At University, a professor enthusiastically told us that translating problems into programming models would be one of the coolest tasks we would have as developers. Unfortunately, modelling is most often done poorly. Types to the rescue!


Modelling is building the backbone of a world using a programming language. We give a body to a problem. We define a vocabulary and a shape to reason about that problem. Modelling is, therefore, halfway into solving a problem. After all, we need a ball to score a goal.

In a sense, programming (pure functional programming, in particular) is about transforming data from one form to another. Types allow us to describe the form of that data, and the more precise we make these descriptions, the more guidance the language can give in implementing transformations on that data.

Type-driven Development with Idris by Edwin Brady

What ways do we have to define those descriptions?

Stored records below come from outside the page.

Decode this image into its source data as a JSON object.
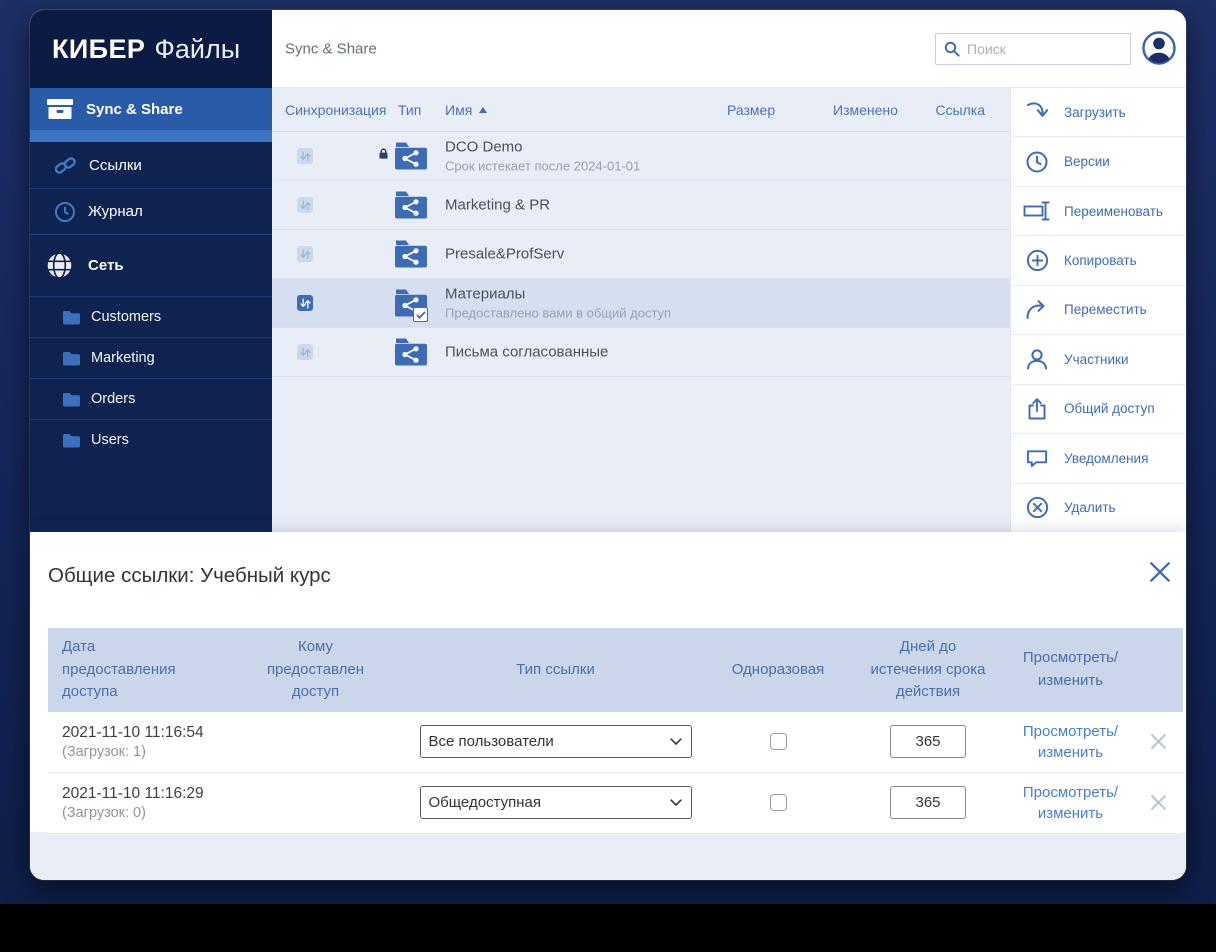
{
  "colors": {
    "accent": "#3e6cb4",
    "sidebar_bg": "#0f2350",
    "logo_bg": "#0b1b42",
    "active_item": "#2a5ba8",
    "selected_row": "#d5dff1",
    "list_bg": "#e9edf5",
    "modal_header_bg": "#ccd6ea"
  },
  "logo": {
    "brand_bold": "КИБЕР",
    "brand_light": "Файлы"
  },
  "topbar": {
    "title": "Sync & Share",
    "search_placeholder": "Поиск"
  },
  "sidebar": {
    "active_item": "Sync & Share",
    "items": [
      {
        "label": "Ссылки",
        "icon": "link-icon"
      },
      {
        "label": "Журнал",
        "icon": "clock-icon"
      }
    ],
    "network_section": "Сеть",
    "network_folders": [
      {
        "label": "Customers"
      },
      {
        "label": "Marketing"
      },
      {
        "label": "Orders"
      },
      {
        "label": "Users"
      }
    ]
  },
  "filetable": {
    "columns": {
      "sync": "Синхронизация",
      "type": "Тип",
      "name": "Имя",
      "size": "Размер",
      "modified": "Изменено",
      "link": "Ссылка"
    },
    "sort": {
      "column": "Имя",
      "direction": "asc"
    },
    "rows": [
      {
        "name": "DCO Demo",
        "subtitle": "Срок истекает после 2024-01-01",
        "locked": true,
        "selected": false,
        "checked": false
      },
      {
        "name": "Marketing & PR",
        "subtitle": "",
        "locked": false,
        "selected": false,
        "checked": false
      },
      {
        "name": "Presale&ProfServ",
        "subtitle": "",
        "locked": false,
        "selected": false,
        "checked": false
      },
      {
        "name": "Материалы",
        "subtitle": "Предоставлено вами в общий доступ",
        "locked": false,
        "selected": true,
        "checked": true
      },
      {
        "name": "Письма согласованные",
        "subtitle": "",
        "locked": false,
        "selected": false,
        "checked": false
      }
    ]
  },
  "actions": [
    {
      "label": "Загрузить",
      "icon": "download-icon"
    },
    {
      "label": "Версии",
      "icon": "versions-icon"
    },
    {
      "label": "Переименовать",
      "icon": "rename-icon"
    },
    {
      "label": "Копировать",
      "icon": "copy-icon"
    },
    {
      "label": "Переместить",
      "icon": "move-icon"
    },
    {
      "label": "Участники",
      "icon": "members-icon"
    },
    {
      "label": "Общий доступ",
      "icon": "share-icon"
    },
    {
      "label": "Уведомления",
      "icon": "notifications-icon"
    },
    {
      "label": "Удалить",
      "icon": "delete-icon"
    }
  ],
  "modal": {
    "title": "Общие ссылки: Учебный курс",
    "columns": [
      "Дата предоставления доступа",
      "Кому предоставлен доступ",
      "Тип ссылки",
      "Одноразовая",
      "Дней до истечения срока действия",
      "Просмотреть/изменить"
    ],
    "rows": [
      {
        "date": "2021-11-10 11:16:54",
        "downloads": "(Загрузок: 1)",
        "recipient": "",
        "link_type": "Все пользователи",
        "one_time": false,
        "days": "365",
        "action": "Просмотреть/изменить"
      },
      {
        "date": "2021-11-10 11:16:29",
        "downloads": "(Загрузок: 0)",
        "recipient": "",
        "link_type": "Общедоступная",
        "one_time": false,
        "days": "365",
        "action": "Просмотреть/изменить"
      }
    ]
  }
}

Using Procedures

Modelling a problem using procedures really means not modelling at all. However, this approach appears to be a practice amongst mobile developers.

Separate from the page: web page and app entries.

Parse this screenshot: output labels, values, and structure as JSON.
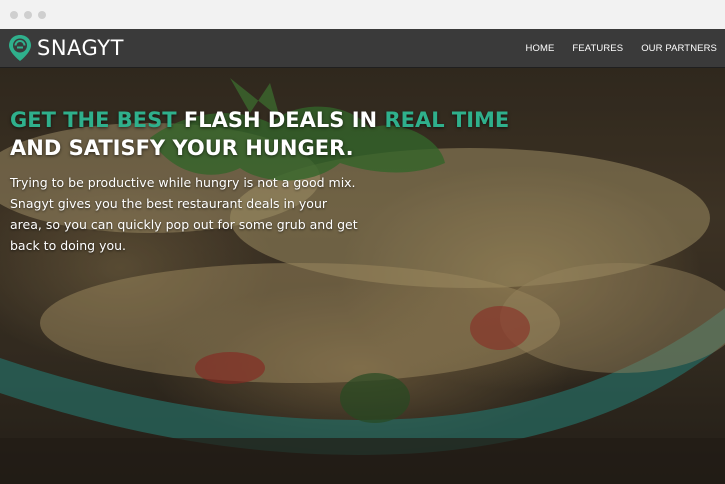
{
  "brand": {
    "name": "SNAGYT",
    "accent_color": "#2fb08c"
  },
  "nav": {
    "items": [
      {
        "label": "HOME"
      },
      {
        "label": "FEATURES"
      },
      {
        "label": "OUR PARTNERS"
      }
    ]
  },
  "hero": {
    "headline": {
      "part1_accent": "GET THE BEST",
      "part2": " FLASH DEALS IN ",
      "part3_accent": "REAL TIME",
      "line2": "AND SATISFY YOUR HUNGER."
    },
    "body": "Trying to be productive while hungry is not a good mix. Snagyt gives you the best restaurant deals in your area, so you can quickly pop out for some grub and get back to doing you."
  },
  "icons": {
    "logo": "map-pin-icon",
    "window_controls": [
      "window-dot-icon",
      "window-dot-icon",
      "window-dot-icon"
    ]
  }
}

A model helps to reason about the problem and to build the path to solve it. Doing that procedurally means the goal is achieved solely via procedures. In such an approach, there is not a concrete nor explicit definition of the problem. The result is sufficient.

Modeling a slideshow

Say we want to build a slideshow. A Slideshow is a list of Slide’s, and each slide contains a title, a description, and an image.

Because we want to display the slideshow in a GUI, each slide should have a UI representation, where the layout and the visual properties of its fields are defined.

The following is a procedural way to “model” this problem.

To build a Slideshow, we’d then do:


There a couple of problems with this approach:

  • there is no overview on what a Slide is
  • we are mixing shape and content
  • it’s tedious and error-prone to add, edit or reorder a slide, as each of its parts are spread
  • it’s impossible to create a slideshow dynamically
  • no flexibility due to missing dependency-injection
  • easy to have x titles, y descriptions, and z images and get away with it

Using Types

By using types, we solve all the problems we have in the procedural approach without trading off any advantage:

To create this Slideshow, we do:

  • precise definition and overview of what a Slide is and what each one contains
  • easy to add, edit, and reorder
  • a slideshow can now be built with data from any source, at compile or runtime
  • clear separation between shape and content, and between the concept and its UI representation
  • the compiler ensures each slide is correctly defined